Forget the pyrotechnics of Hell's Kitchen. MasterChef is the toughest cookery challenge show on the box.
The ready, steady, cook round alone, where the contestants get 10 minutes to pick their ingredients and an hour to cook them into something edible, is intense enough to break the spirit of the most experienced kitchen devil.
And then there's the tricky taste test, the shift in a real, working restaurant kitchen, and finally, the make-or-break round where they have to cook, at their peril (or at least at the risk of ridicule by hilariously acerbic judges Gregg Wallace and John Torode), their signature dish.
But the celebrity version of MasterChef comes with an extra challenge for the viewer: Recognise the Celebrity. The only one I knew from the off last night was Olympic gold-winning javelin thrower Tessa Sanderson, and then only after briefly mistaking her for someone else, whose name I can't remember.
As for BBC Radio DJ Nihal Arthanayake? Nope. Brookside and Hollyoaks actress Alex Fletcher? Not a chance. Entrepreneur Richard Farleigh? You kidding? Neil Stuke, "star of Nineties cult series Game On"? Mmm . . . kind of. Vaguely. But not really.
Their obscurity aside, the celebs seem to be chosen as much for their potential ineptitude in the kitchen as anything else. "I originally started cooking because I had to eat," said Nihal. Well, at least he's grasped the basics: hungry, cook food, eat food. Sounds a bit like a title for a cookery show on BBC3.

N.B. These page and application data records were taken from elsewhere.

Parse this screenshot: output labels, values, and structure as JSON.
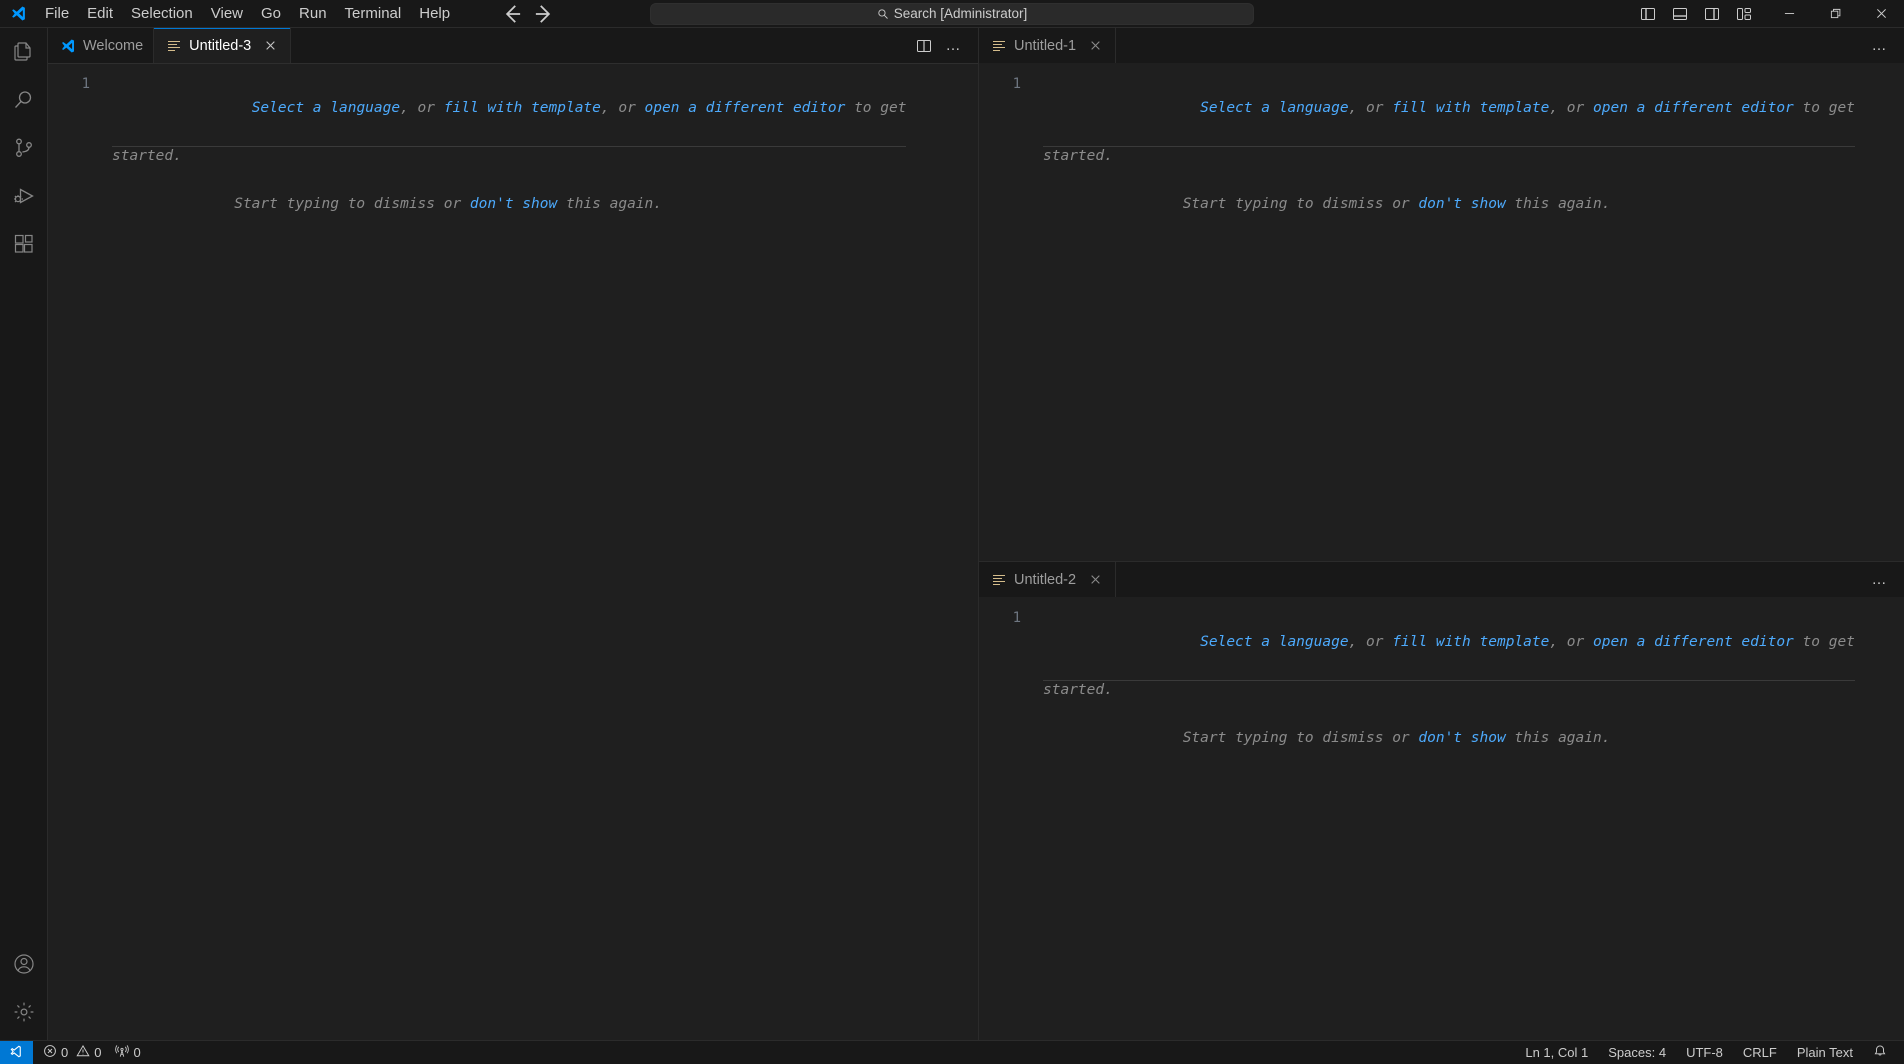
{
  "titlebar": {
    "logo_icon": "vscode-logo-icon",
    "menus": [
      "File",
      "Edit",
      "Selection",
      "View",
      "Go",
      "Run",
      "Terminal",
      "Help"
    ],
    "nav_back_icon": "arrow-left-icon",
    "nav_forward_icon": "arrow-right-icon",
    "command_center": {
      "icon": "search-icon",
      "text": "Search [Administrator]"
    },
    "layout_buttons": [
      {
        "name": "toggle-primary-sidebar",
        "icon": "layout-sidebar-left-icon"
      },
      {
        "name": "toggle-panel",
        "icon": "layout-panel-icon"
      },
      {
        "name": "toggle-secondary-sidebar",
        "icon": "layout-sidebar-right-icon"
      },
      {
        "name": "customize-layout",
        "icon": "layout-customize-icon"
      }
    ],
    "window_controls": [
      {
        "name": "minimize",
        "icon": "minimize-icon"
      },
      {
        "name": "restore",
        "icon": "restore-icon"
      },
      {
        "name": "close",
        "icon": "close-icon"
      }
    ]
  },
  "activitybar": {
    "top": [
      {
        "name": "explorer",
        "icon": "files-icon",
        "label": "Explorer"
      },
      {
        "name": "search",
        "icon": "search-icon",
        "label": "Search"
      },
      {
        "name": "source-control",
        "icon": "source-control-icon",
        "label": "Source Control"
      },
      {
        "name": "run-debug",
        "icon": "run-and-debug-icon",
        "label": "Run and Debug"
      },
      {
        "name": "extensions",
        "icon": "extensions-icon",
        "label": "Extensions"
      }
    ],
    "bottom": [
      {
        "name": "accounts",
        "icon": "account-icon",
        "label": "Accounts"
      },
      {
        "name": "manage",
        "icon": "gear-icon",
        "label": "Manage"
      }
    ]
  },
  "placeholder": {
    "line1_a": "Select a language",
    "line1_b": ", or ",
    "line1_c": "fill with template",
    "line1_d": ", or ",
    "line1_e": "open a different editor",
    "line1_f": " to get",
    "line2": "started.",
    "line3_a": "Start typing to dismiss or ",
    "line3_b": "don't show",
    "line3_c": " this again.",
    "line_number": "1"
  },
  "groups": {
    "left": {
      "tabs": [
        {
          "label": "Welcome",
          "icon": "vscode-logo-icon",
          "active": false,
          "closable": false
        },
        {
          "label": "Untitled-3",
          "icon": "plaintext-file-icon",
          "active": true,
          "closable": true
        }
      ],
      "actions": [
        {
          "name": "split-editor-right",
          "icon": "split-editor-icon"
        },
        {
          "name": "more-actions",
          "icon": "ellipsis-icon",
          "glyph": "…"
        }
      ]
    },
    "top_right": {
      "tabs": [
        {
          "label": "Untitled-1",
          "icon": "plaintext-file-icon",
          "active": false,
          "closable": true
        }
      ],
      "actions": [
        {
          "name": "more-actions",
          "icon": "ellipsis-icon",
          "glyph": "…"
        }
      ]
    },
    "bottom_right": {
      "tabs": [
        {
          "label": "Untitled-2",
          "icon": "plaintext-file-icon",
          "active": false,
          "closable": true
        }
      ],
      "actions": [
        {
          "name": "more-actions",
          "icon": "ellipsis-icon",
          "glyph": "…"
        }
      ]
    }
  },
  "statusbar": {
    "remote_icon": "remote-window-icon",
    "left": [
      {
        "name": "problems",
        "error_icon": "error-icon",
        "error_count": "0",
        "warning_icon": "warning-icon",
        "warning_count": "0"
      },
      {
        "name": "ports",
        "icon": "radio-tower-icon",
        "count": "0"
      }
    ],
    "right": [
      {
        "name": "editor-position",
        "label": "Ln 1, Col 1"
      },
      {
        "name": "editor-indentation",
        "label": "Spaces: 4"
      },
      {
        "name": "editor-encoding",
        "label": "UTF-8"
      },
      {
        "name": "editor-eol",
        "label": "CRLF"
      },
      {
        "name": "editor-language",
        "label": "Plain Text"
      },
      {
        "name": "notifications",
        "icon": "bell-icon"
      }
    ]
  },
  "colors": {
    "titlebar_bg": "#181818",
    "editor_bg": "#1f1f1f",
    "tab_active_border": "#0078d4",
    "link": "#4daafc",
    "status_remote": "#0078d4",
    "text_muted": "#8b8b8b"
  }
}
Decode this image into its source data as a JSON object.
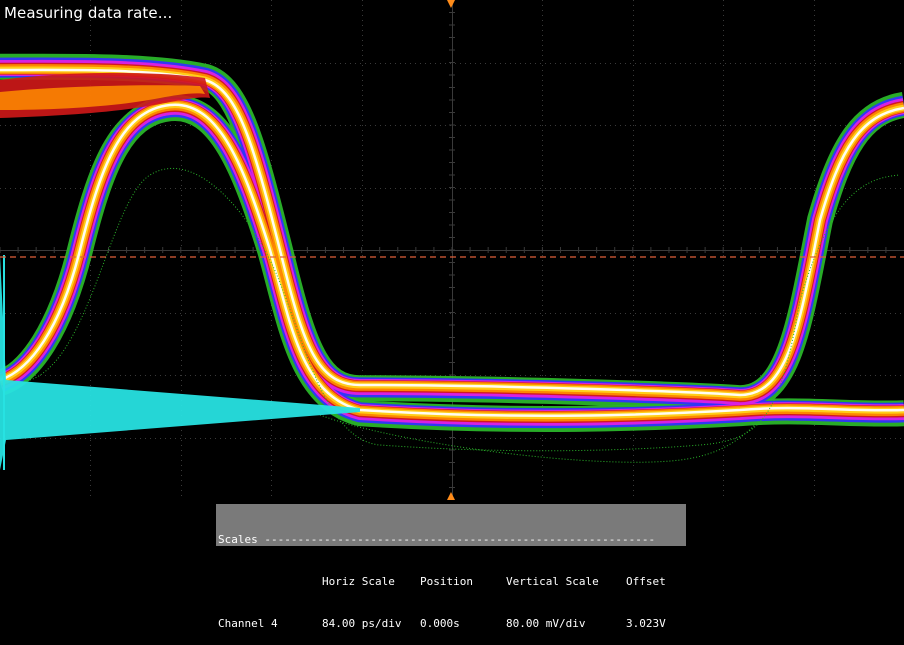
{
  "status": {
    "message": "Measuring data rate..."
  },
  "colors": {
    "background": "#000000",
    "grid": "#3a3a3a",
    "trigger_level": "#e0603a",
    "marker": "#ff8c1a",
    "channel_trace": "#27e2e2",
    "persistence": [
      "#2ab52a",
      "#3030ff",
      "#e020e0",
      "#d01818",
      "#ff8c00",
      "#ffd21a",
      "#ffffff"
    ]
  },
  "display": {
    "mode": "eye-diagram-color-persistence",
    "grid": {
      "h_divisions": 10,
      "v_divisions": 8
    }
  },
  "scales_panel": {
    "title": "Scales ",
    "dashes": "-----------------------------------------------------------",
    "headers": {
      "horiz_scale": "Horiz Scale",
      "position": "Position",
      "vertical_scale": "Vertical Scale",
      "offset": "Offset"
    },
    "channel": {
      "name": "Channel 4",
      "horiz_scale": "84.00 ps/div",
      "position": "0.000s",
      "vertical_scale": "80.00 mV/div",
      "offset": "3.023V"
    }
  }
}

Richard revealed he'd only been cooking for three weeks . He proffered a bowl of vegetables he intended to shove in the oven.
"I don't know if that's something people do every day," he said to the judges. "Maybe you can tell me." Cue a raised eyebrow from Gregg Wallace, who looked as if he was about to tell Richard to shove his bowl somewhere else.
Poor Tessa, first in the door, was also first out. "We have big issues on this plate," said Wallace, balefully considering her finished meal. They sure did. Tessa's chicken was practically raw. Eat that and you'll never throw a javelin again.
The taste test, where the celebs had to recognise as many ingredients as they could in a mushroom and five-herb omelette, was even less promising. "It looks like it's got egg in it," said observant Alex, poking it with a fork.
Nihal was equally perceptive. "There are lots of little green bits in it," he said. "I've got lots of little green bits in my cupboard at home, but I don't know what they are."
But first impressions can be deceiving. Alex may not be much of an actress (she wouldn't be in Hollyoaks if she was) yet turned out, after Omelettegate, to be a cracking cook.
So did Neil, who revealed late on -- and rather sneakily, I thought -- that his dad was a chef. Both went through to the first quarter-final.
Celebrity MasterChef, which continues tonight and tomorrow, is great fun. Wallace and Torode milk the contestants for laughs, but never humiliate them. You can't say the same of Dragons' Den, which grows nastier and more patronising by the series.
It's also increasingly less about the inventions/investments and more about the Dragons', especially the insufferable Duncan Bannatyne and the obnoxious Theo Paphitis.
Twice last night the pitchers were sidelined to the role of spectators as these inflated egotists squabbled and point-scored off one another.
What's more, the puffed-up dragons -- the smarmy Peter Jones in particular -- don't like it one bit when the worm turns and talks back. As another Jones, the Corporal from Dad's Army, might have put it: they don't like it up 'em, you know.
Celebrity MasterChef ***
Dragons' Den *